“Massa Bonnet wrong to kill my Pappy the way he did. I hates him for it! My mind done gone crazy that night. I kep’ on sayin’ over and over in my head . . . yaw’ll got to revenge your old Pappy’s dyin’. Never did tho.

De very next day, outin’ pure meanness, I swore my mouth shut forever.

“So that’s it! He made a promise and never broke it. Amazin’!

Two mo’ years go by befo’ the war be over in ‘65. Two mighty hard years. My mouth stay shut aw that time. My Mammy real sad with me not tawkin’, thinks I sick. I truly sorry ‘bouts that. All that fightin’, it takin’ a toll on Massa Bonnet, he jus’ barely alive. He took losin’ mighty hard. Never saw him no mo’. He stay up to the big house aw de time.!
An then one day I jus’decide to up and leave. Figured I ain’t doin’ no good where I was. So’s I jus’ walk’s away. Never told nobody goodbye, not even my Mammy. I’s ‘bout sixteen, I guess.

I nearly starved. Law! I walk aw de way to Arkansas and stopped where I is now. That almos’ seventy years ago. Moved in this old cabin jus’ befo’ de fust cold spell come down from de north.”

Venture’s mood was changing. Emotion rose in his throat like vomit.

“Now I is old. No friends or nothin’ jus’ cause I swore I never talk no mo’. People think I weird. Never saw my mammy or my brothers no mo’ neither. I kinda sad ‘bout’s that. I wonder what happen to dem? And now . . .

I don’t feel good mos’ de time, bones achin’, innards churnin’ ‘roun’ all de time. Sometimes I lay up in bed two, three days . . .cain’t hardly eat. Ain’t got nobody to hep. Only my mules. They no count to nobody.”

Was he giving up?

“I mighty tired. I done nuff tawkin’. Whew! Where this old wind come from? I freezin’. May, June, you good fo nuthin’ old mules, git! Go on back to de barn. I goin’ inside and res.’”

Venture stood on wobbly legs and shuffled through the door and closed it behind him. Thin wisps of black smoke rose from the lamplight near his bed, casting eerie shadows on the far wall. The fire had burned down and the room was cool.

Woodrow followed Venture. With a steady hand he draped a thin blanket around his sagging shoulders and led him across the room to his bed. Woodrow took off his shoes and placed them neatly under it. He laid him down like a baby easing his head onto his pillow and covered him with tattered quilts. It was not long before Venture’s eyes closed. His breathing shallowed. A wheezing sound came up and out of his mouth. He was asleep. Outside the wind moaned a mourning cry through Venture’s beloved oaks.

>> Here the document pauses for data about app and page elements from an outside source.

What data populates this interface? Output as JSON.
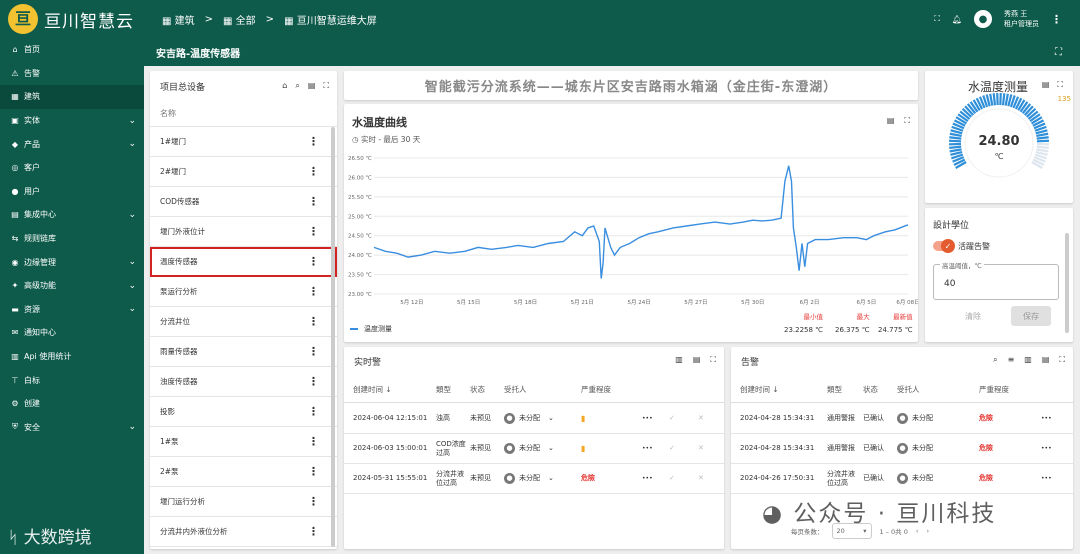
{
  "app": {
    "name": "亘川智慧云",
    "logo_char": "亘"
  },
  "sidebar": {
    "items": [
      {
        "label": "首页",
        "icon": "⌂",
        "chev": ""
      },
      {
        "label": "告警",
        "icon": "⚠",
        "chev": ""
      },
      {
        "label": "建筑",
        "icon": "▦",
        "chev": "",
        "active": true
      },
      {
        "label": "实体",
        "icon": "▣",
        "chev": "⌄"
      },
      {
        "label": "产品",
        "icon": "◆",
        "chev": "⌄"
      },
      {
        "label": "客户",
        "icon": "◎",
        "chev": ""
      },
      {
        "label": "用户",
        "icon": "●",
        "chev": ""
      },
      {
        "label": "集成中心",
        "icon": "▤",
        "chev": "⌄"
      },
      {
        "label": "规则链库",
        "icon": "⇆",
        "chev": ""
      },
      {
        "label": "边缘管理",
        "icon": "◉",
        "chev": "⌄"
      },
      {
        "label": "高级功能",
        "icon": "✦",
        "chev": "⌄"
      },
      {
        "label": "资源",
        "icon": "▬",
        "chev": "⌄"
      },
      {
        "label": "通知中心",
        "icon": "✉",
        "chev": ""
      },
      {
        "label": "Api 使用统计",
        "icon": "▥",
        "chev": ""
      },
      {
        "label": "白标",
        "icon": "⊤",
        "chev": ""
      },
      {
        "label": "创建",
        "icon": "⚙",
        "chev": ""
      },
      {
        "label": "安全",
        "icon": "⛨",
        "chev": "⌄"
      }
    ]
  },
  "watermark_left": "大数跨境",
  "topbar": {
    "crumbs": [
      "建筑",
      "全部",
      "亘川智慧运维大屏"
    ],
    "sep": ">",
    "user_name": "秀燕 王",
    "user_role": "租户管理员",
    "avatar_char": "●"
  },
  "subbar": {
    "title": "安吉路-温度传感器",
    "expand_icon": "⛶"
  },
  "left_panel": {
    "title": "项目总设备",
    "column": "名称",
    "rows": [
      "1#堰门",
      "2#堰门",
      "COD传感器",
      "堰门外液位计",
      "温度传感器",
      "泵运行分析",
      "分流井位",
      "雨量传感器",
      "浊度传感器",
      "投影",
      "1#泵",
      "2#泵",
      "堰门运行分析",
      "分流井内外液位分析"
    ],
    "dots": "⋮"
  },
  "banner": {
    "title": "智能截污分流系统——城东片区安吉路雨水箱涵（金庄街-东澄湖）"
  },
  "chart_panel": {
    "title": "水温度曲线",
    "subtitle": "实时 - 最后 30 天",
    "legend": "温度测量",
    "stats": [
      {
        "label": "最小值",
        "value": "23.2258 ℃"
      },
      {
        "label": "最大",
        "value": "26.375 ℃"
      },
      {
        "label": "最新值",
        "value": "24.775 ℃"
      }
    ]
  },
  "chart_data": {
    "type": "line",
    "title": "水温度曲线",
    "unit": "℃",
    "ylim": [
      23.0,
      26.5
    ],
    "yticks": [
      "26.50 ℃",
      "26.00 ℃",
      "25.50 ℃",
      "25.00 ℃",
      "24.50 ℃",
      "24.00 ℃",
      "23.50 ℃",
      "23.00 ℃"
    ],
    "xticks": [
      "5月 12日",
      "5月 15日",
      "5月 18日",
      "5月 21日",
      "5月 24日",
      "5月 27日",
      "5月 30日",
      "6月 2日",
      "6月 5日",
      "6月 08日"
    ],
    "xrange": [
      10,
      38.2
    ],
    "series": [
      {
        "name": "温度测量",
        "color": "#3a8ee0",
        "points": [
          [
            10.0,
            24.2
          ],
          [
            10.6,
            24.1
          ],
          [
            11.2,
            24.05
          ],
          [
            11.8,
            23.95
          ],
          [
            12.5,
            24.0
          ],
          [
            13.2,
            24.1
          ],
          [
            14.0,
            24.05
          ],
          [
            14.8,
            24.1
          ],
          [
            15.5,
            24.2
          ],
          [
            16.2,
            24.15
          ],
          [
            17.0,
            24.2
          ],
          [
            17.6,
            24.25
          ],
          [
            18.4,
            24.2
          ],
          [
            19.2,
            24.3
          ],
          [
            20.0,
            24.35
          ],
          [
            20.6,
            24.6
          ],
          [
            21.0,
            24.5
          ],
          [
            21.3,
            24.7
          ],
          [
            21.6,
            24.75
          ],
          [
            21.9,
            24.35
          ],
          [
            22.0,
            23.4
          ],
          [
            22.1,
            23.8
          ],
          [
            22.2,
            24.7
          ],
          [
            22.5,
            24.2
          ],
          [
            22.7,
            24.0
          ],
          [
            23.0,
            24.2
          ],
          [
            23.5,
            24.3
          ],
          [
            24.0,
            24.45
          ],
          [
            24.5,
            24.55
          ],
          [
            25.0,
            24.6
          ],
          [
            25.8,
            24.7
          ],
          [
            26.5,
            24.75
          ],
          [
            27.2,
            24.8
          ],
          [
            28.0,
            24.85
          ],
          [
            28.8,
            24.8
          ],
          [
            29.5,
            24.85
          ],
          [
            30.0,
            24.9
          ],
          [
            30.5,
            24.88
          ],
          [
            31.0,
            24.9
          ],
          [
            31.5,
            24.95
          ],
          [
            31.7,
            25.9
          ],
          [
            31.9,
            26.3
          ],
          [
            32.05,
            25.9
          ],
          [
            32.15,
            24.7
          ],
          [
            32.3,
            24.2
          ],
          [
            32.45,
            23.6
          ],
          [
            32.6,
            24.3
          ],
          [
            32.75,
            23.7
          ],
          [
            32.9,
            24.3
          ],
          [
            33.3,
            24.4
          ],
          [
            34.0,
            24.4
          ],
          [
            34.8,
            24.45
          ],
          [
            35.5,
            24.45
          ],
          [
            36.0,
            24.4
          ],
          [
            36.4,
            24.5
          ],
          [
            37.0,
            24.6
          ],
          [
            37.5,
            24.65
          ],
          [
            38.2,
            24.78
          ]
        ]
      }
    ]
  },
  "gauge": {
    "title": "水温度测量",
    "value": "24.80",
    "unit": "℃",
    "fraction": 0.87,
    "color": "#2f8fd8",
    "side_text": "135"
  },
  "settings": {
    "title": "設計學位",
    "toggle_label": "活躍告警",
    "toggle_on": true,
    "field_label": "高温阈值，℃",
    "field_value": "40",
    "clear": "清除",
    "save": "保存",
    "check": "✓"
  },
  "realtime": {
    "title": "实时警",
    "headers": [
      "创建时间 ↓",
      "類型",
      "状态",
      "受托人",
      "严重程度"
    ],
    "rows": [
      {
        "time": "2024-06-04 12:15:01",
        "type": "浊高",
        "status": "未预见",
        "assignee": "未分配",
        "severity": "▮"
      },
      {
        "time": "2024-06-03 15:00:01",
        "type": "COD浓度过高",
        "status": "未预见",
        "assignee": "未分配",
        "severity": "▮"
      },
      {
        "time": "2024-05-31 15:55:01",
        "type": "分流井液位过高",
        "status": "未预见",
        "assignee": "未分配",
        "severity": "危險"
      }
    ]
  },
  "alarms": {
    "title": "告警",
    "headers": [
      "创建时间 ↓",
      "類型",
      "状态",
      "受托人",
      "严重程度"
    ],
    "rows": [
      {
        "time": "2024-04-28 15:34:31",
        "type": "通用警报",
        "status": "已确认",
        "assignee": "未分配",
        "severity": "危險"
      },
      {
        "time": "2024-04-28 15:34:31",
        "type": "通用警报",
        "status": "已确认",
        "assignee": "未分配",
        "severity": "危險"
      },
      {
        "time": "2024-04-26 17:50:31",
        "type": "分流井液位过高",
        "status": "已确认",
        "assignee": "未分配",
        "severity": "危險"
      }
    ],
    "page_size_label": "每页条数：",
    "page_size": "20",
    "range": "1 – 0共 0"
  },
  "watermark_right": "公众号 · 亘川科技"
}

Woodrow awoke the next morning with the sun streaming through feed sack curtains that covered the window beside Venture’s bed. He had slept fitfully in Venture’s rocker, pulled close to the old man’s bed. He looked at his purple-black face. He touched his cheek. It was cold. He was not breathing. Sometime during the night Venture began his journey to another place.

It was noon on the fourth day. Woodrow was leaving. He fed the mules oats and turned them out. He opened the broken gate and closed it behind him. He walked down the path through knee high brittle-brown grass to the road below. Striding straight ahead, his shoes stirring puffs of dust, he could only hope that someone would see the wooden cross and what he had written upon it.

Born 1850- Died 1934

Written By Ron Richardson
July 22, 2003

Ron is a navy veteran, college graduate and retired air traffic controller. He ia a member of Oklahoma Writers Federation, Inc. He hosts a fiction writers critique group. He has been published by LITBITS, ESCI, Powder Burn Flash and Fiction on Line.